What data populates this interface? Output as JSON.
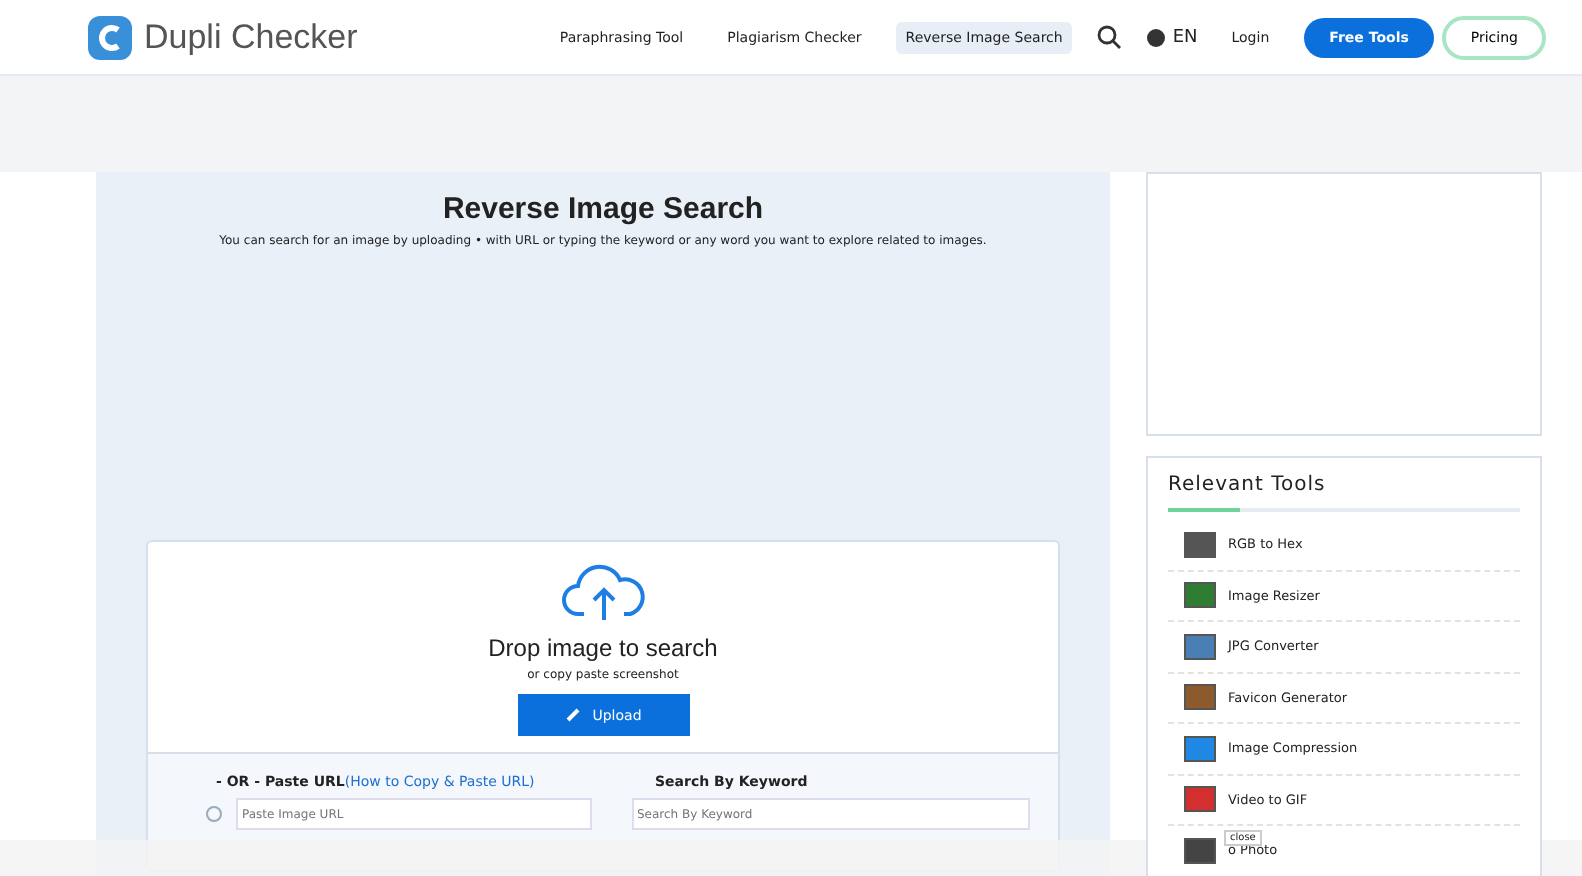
{
  "header": {
    "logo": "Dupli Checker",
    "nav": [
      {
        "label": "Paraphrasing Tool",
        "selected": false
      },
      {
        "label": "Plagiarism Checker",
        "selected": false
      },
      {
        "label": "Reverse Image Search",
        "selected": true
      }
    ],
    "language": "EN",
    "login": "Login",
    "free_tools": "Free Tools",
    "pricing": "Pricing"
  },
  "main": {
    "title": "Reverse Image Search",
    "description": "You can search for an image by uploading • with URL or typing the keyword or any word you want to explore related to images.",
    "drop_title": "Drop image to search",
    "drop_subtitle": "or copy paste screenshot",
    "upload": "Upload",
    "url_label": "- OR - Paste URL",
    "url_link": "(How to Copy & Paste URL)",
    "url_placeholder": "Paste Image URL",
    "keyword_label": "Search By Keyword",
    "keyword_placeholder": "Search By Keyword"
  },
  "sidebar": {
    "title": "Relevant Tools",
    "tools": [
      {
        "label": "RGB to Hex",
        "color": "#555555"
      },
      {
        "label": "Image Resizer",
        "color": "#2e7d32"
      },
      {
        "label": "JPG Converter",
        "color": "#4a7fb5"
      },
      {
        "label": "Favicon Generator",
        "color": "#8d5a2b"
      },
      {
        "label": "Image Compression",
        "color": "#1e88e5"
      },
      {
        "label": "Video to GIF",
        "color": "#d32f2f"
      },
      {
        "label": "o Photo",
        "color": "#444444"
      }
    ],
    "tooltip": "close"
  }
}
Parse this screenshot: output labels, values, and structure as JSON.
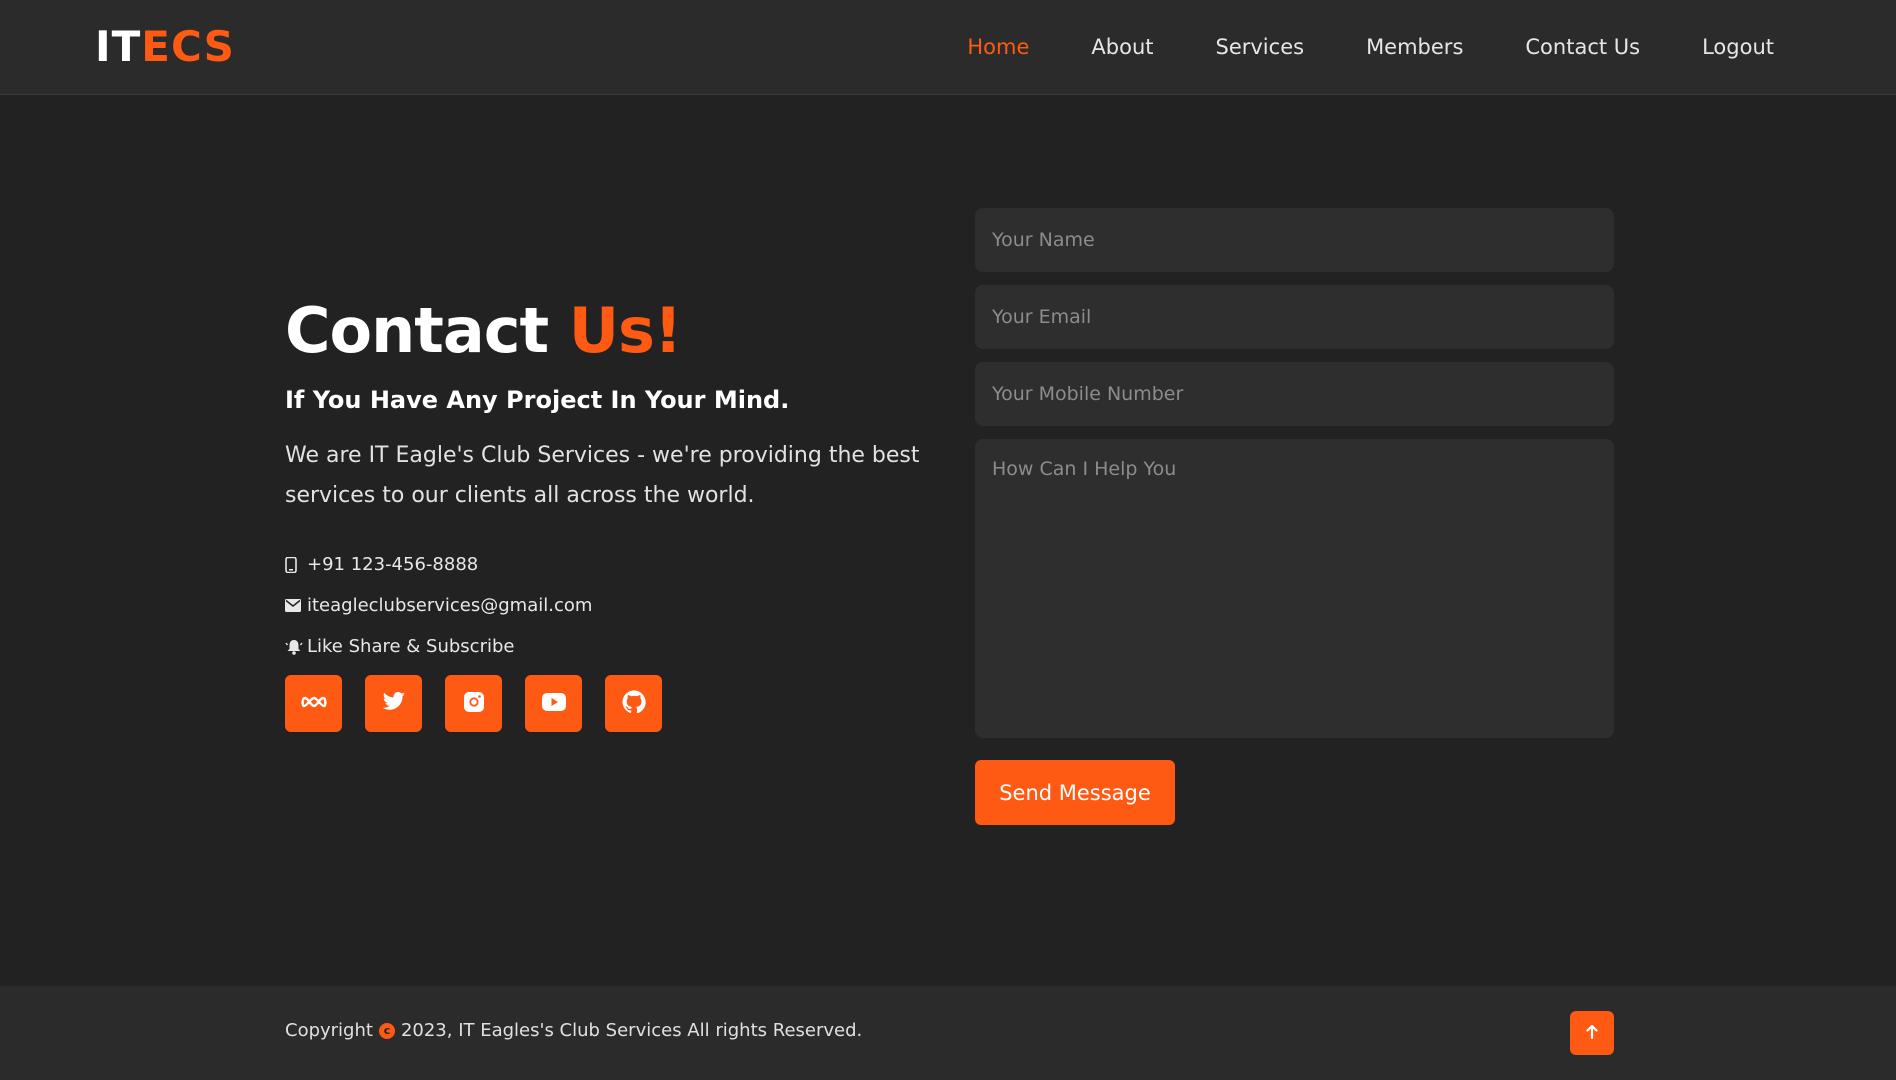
{
  "header": {
    "logo_part1": "IT",
    "logo_part2": "ECS",
    "nav": [
      {
        "label": "Home",
        "active": true
      },
      {
        "label": "About"
      },
      {
        "label": "Services"
      },
      {
        "label": "Members"
      },
      {
        "label": "Contact Us"
      },
      {
        "label": "Logout"
      }
    ]
  },
  "contact": {
    "title_part1": "Contact",
    "title_part2": "Us!",
    "subtitle": "If You Have Any Project In Your Mind.",
    "description": "We are IT Eagle's Club Services - we're providing the best services to our clients all across the world.",
    "phone": "+91 123-456-8888",
    "email": "iteagleclubservices@gmail.com",
    "social_text": "Like Share & Subscribe",
    "socials": [
      "meta-icon",
      "twitter-icon",
      "instagram-icon",
      "youtube-icon",
      "github-icon"
    ]
  },
  "form": {
    "name_placeholder": "Your Name",
    "email_placeholder": "Your Email",
    "mobile_placeholder": "Your Mobile Number",
    "message_placeholder": "How Can I Help You",
    "submit_label": "Send Message"
  },
  "footer": {
    "copy_prefix": "Copyright",
    "copy_text": "2023, IT Eagles's Club Services All rights Reserved."
  },
  "colors": {
    "accent": "#ff5a14",
    "background": "#222222",
    "header": "#2b2b2b",
    "field": "#2e2e2e"
  }
}
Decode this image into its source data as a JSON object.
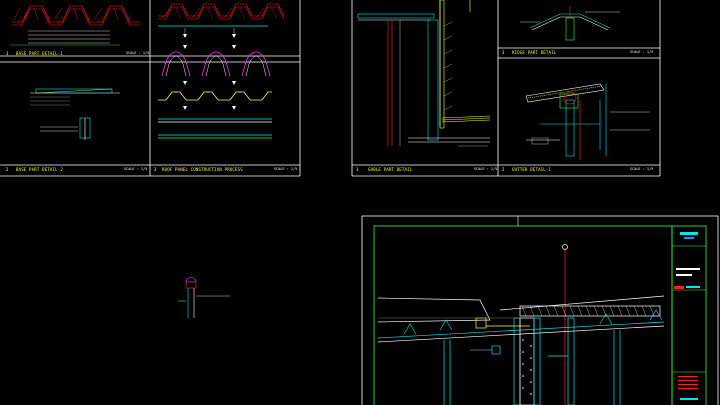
{
  "panels": [
    {
      "num": "1",
      "title": "BASE PART DETAIL-1",
      "scale": "SCALE : 1/5"
    },
    {
      "num": "2",
      "title": "BASE PART DETAIL-2",
      "scale": "SCALE : 1/5"
    },
    {
      "num": "3",
      "title": "ROOF PANEL CONSTRUCTION PROCESS",
      "scale": "SCALE : 1/5"
    },
    {
      "num": "1",
      "title": "GABLE PART DETAIL",
      "scale": "SCALE : 1/5"
    },
    {
      "num": "2",
      "title": "GUTTER DETAIL-1",
      "scale": "SCALE : 1/5"
    },
    {
      "num": "3",
      "title": "RIDGE PART DETAIL",
      "scale": "SCALE : 1/5"
    }
  ],
  "colors": {
    "background": "#000000",
    "frame": "#ffffff",
    "title": "#ffff33",
    "roof_red": "#ff2020",
    "insulation_yellow": "#ffff33",
    "panel_cyan": "#00e5ee",
    "magenta": "#ff33ff",
    "sheet_green": "#33ff33",
    "dim_gray": "#9a9a9a"
  }
}
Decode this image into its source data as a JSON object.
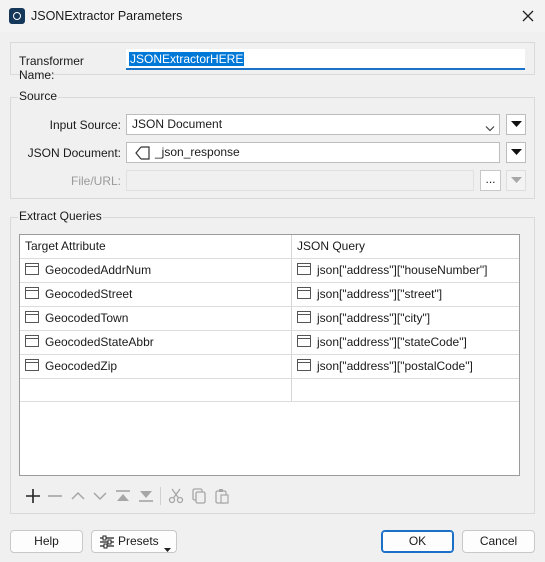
{
  "window": {
    "title": "JSONExtractor Parameters"
  },
  "transformer": {
    "label": "Transformer Name:",
    "value": "JSONExtractorHERE"
  },
  "source": {
    "group_label": "Source",
    "input_source_label": "Input Source:",
    "input_source_value": "JSON Document",
    "json_document_label": "JSON Document:",
    "json_document_value": "_json_response",
    "file_url_label": "File/URL:",
    "file_url_value": "",
    "browse_label": "..."
  },
  "extract_queries": {
    "group_label": "Extract Queries",
    "columns": [
      "Target Attribute",
      "JSON Query"
    ],
    "rows": [
      {
        "attribute": "GeocodedAddrNum",
        "query": "json[\"address\"][\"houseNumber\"]"
      },
      {
        "attribute": "GeocodedStreet",
        "query": "json[\"address\"][\"street\"]"
      },
      {
        "attribute": "GeocodedTown",
        "query": "json[\"address\"][\"city\"]"
      },
      {
        "attribute": "GeocodedStateAbbr",
        "query": "json[\"address\"][\"stateCode\"]"
      },
      {
        "attribute": "GeocodedZip",
        "query": "json[\"address\"][\"postalCode\"]"
      }
    ]
  },
  "footer": {
    "help_label": "Help",
    "presets_label": "Presets",
    "ok_label": "OK",
    "cancel_label": "Cancel"
  },
  "colors": {
    "accent": "#0078d7",
    "window_bg": "#f0f0f0"
  }
}
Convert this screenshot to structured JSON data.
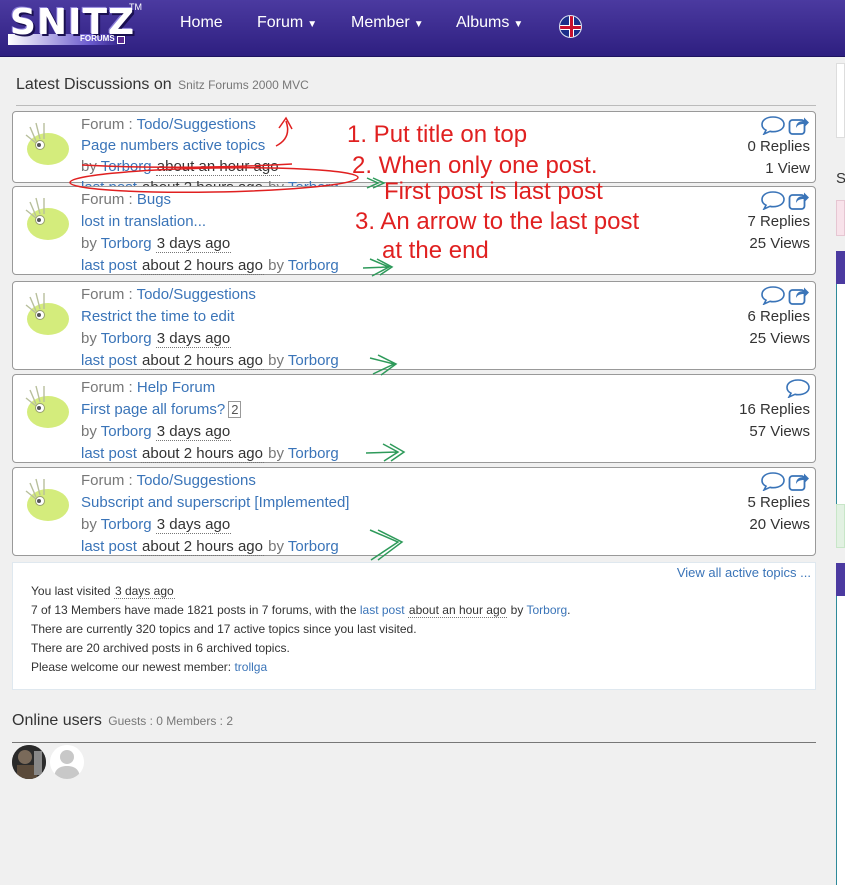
{
  "brand": {
    "name": "SNITZ",
    "sub": "FORUMS",
    "tm": "TM"
  },
  "nav": {
    "home": "Home",
    "forum": "Forum",
    "member": "Member",
    "albums": "Albums"
  },
  "latest": {
    "title": "Latest Discussions on",
    "site": "Snitz Forums 2000 MVC"
  },
  "topics": [
    {
      "forum_label": "Forum :",
      "forum": "Todo/Suggestions",
      "subject": "Page numbers active topics",
      "by": "by",
      "author": "Torborg",
      "posted": "about an hour ago",
      "lp_label": "last post",
      "lp_time": "about 2 hours ago",
      "lp_by": "by",
      "lp_author": "Torborg",
      "replies": "0 Replies",
      "views": "1 View"
    },
    {
      "forum_label": "Forum :",
      "forum": "Bugs",
      "subject": "lost in translation...",
      "by": "by",
      "author": "Torborg",
      "posted": "3 days ago",
      "lp_label": "last post",
      "lp_time": "about 2 hours ago",
      "lp_by": "by",
      "lp_author": "Torborg",
      "replies": "7 Replies",
      "views": "25 Views"
    },
    {
      "forum_label": "Forum :",
      "forum": "Todo/Suggestions",
      "subject": "Restrict the time to edit",
      "by": "by",
      "author": "Torborg",
      "posted": "3 days ago",
      "lp_label": "last post",
      "lp_time": "about 2 hours ago",
      "lp_by": "by",
      "lp_author": "Torborg",
      "replies": "6 Replies",
      "views": "25 Views"
    },
    {
      "forum_label": "Forum :",
      "forum": "Help Forum",
      "subject": "First page all forums?",
      "pages": "2",
      "by": "by",
      "author": "Torborg",
      "posted": "3 days ago",
      "lp_label": "last post",
      "lp_time": "about 2 hours ago",
      "lp_by": "by",
      "lp_author": "Torborg",
      "replies": "16 Replies",
      "views": "57 Views"
    },
    {
      "forum_label": "Forum :",
      "forum": "Todo/Suggestions",
      "subject": "Subscript and superscript [Implemented]",
      "by": "by",
      "author": "Torborg",
      "posted": "3 days ago",
      "lp_label": "last post",
      "lp_time": "about 2 hours ago",
      "lp_by": "by",
      "lp_author": "Torborg",
      "replies": "5 Replies",
      "views": "20 Views"
    }
  ],
  "info": {
    "view_all": "View all active topics ...",
    "visited_label": "You last visited",
    "visited_time": "3 days ago",
    "members_text": "7 of 13 Members have made 1821 posts in 7 forums, with the",
    "last_post_link": "last post",
    "last_post_time": "about an hour ago",
    "by": "by",
    "last_post_author": "Torborg",
    "topics_line": "There are currently 320 topics and 17 active topics since you last visited.",
    "archived_line": "There are 20 archived posts in 6 archived topics.",
    "welcome_label": "Please welcome our newest member:",
    "newest_member": "trollga"
  },
  "online": {
    "title": "Online users",
    "counts": "Guests : 0 Members : 2"
  },
  "sidebar": {
    "letter": "S"
  },
  "annotations": {
    "line1": "1. Put title on top",
    "line2": "2. When only one post.",
    "line2b": "First post is last post",
    "line3": "3. An arrow to the last post",
    "line3b": "at the end"
  },
  "colors": {
    "navbar": "#3b2d94",
    "link": "#3a74b8",
    "annotation_red": "#e02020",
    "annotation_green": "#2e9a5a"
  }
}
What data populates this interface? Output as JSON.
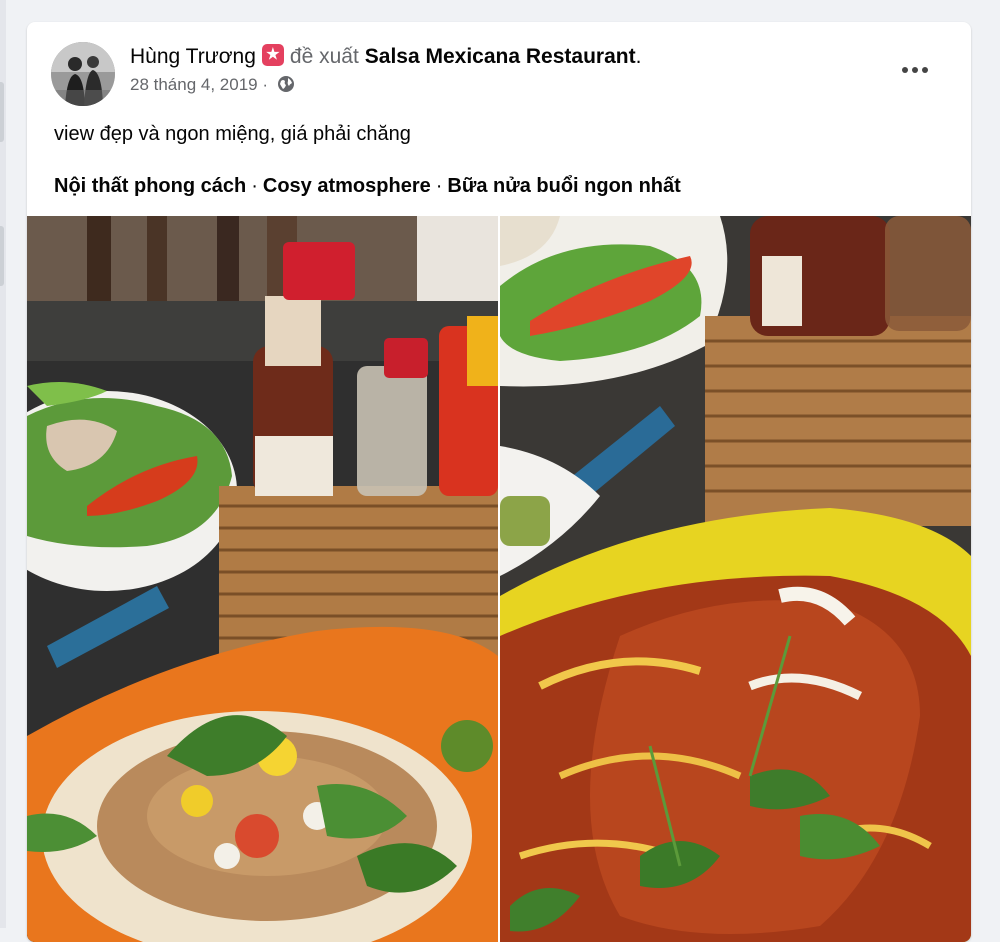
{
  "post": {
    "author": "Hùng Trương",
    "verb": "đề xuất",
    "page": "Salsa Mexicana Restaurant",
    "period": ".",
    "date": "28 tháng 4, 2019",
    "dot": "·",
    "text": "view đẹp và ngon miệng, giá phải chăng",
    "tags": [
      "Nội thất phong cách",
      "Cosy atmosphere",
      "Bữa nửa buổi ngon nhất"
    ],
    "tag_sep": "·"
  },
  "icons": {
    "badge": "recommend-star-icon",
    "privacy": "globe-icon",
    "more": "more-horizontal-icon"
  },
  "colors": {
    "background": "#f0f2f5",
    "card": "#ffffff",
    "text": "#050505",
    "secondary": "#65676b",
    "badge": "#e4405f"
  }
}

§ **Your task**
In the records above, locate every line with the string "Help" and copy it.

§ **Output**
    "message_placeholder": "How Can I Help You",
    "help_label": "Help",
      "forum": "Help Forum",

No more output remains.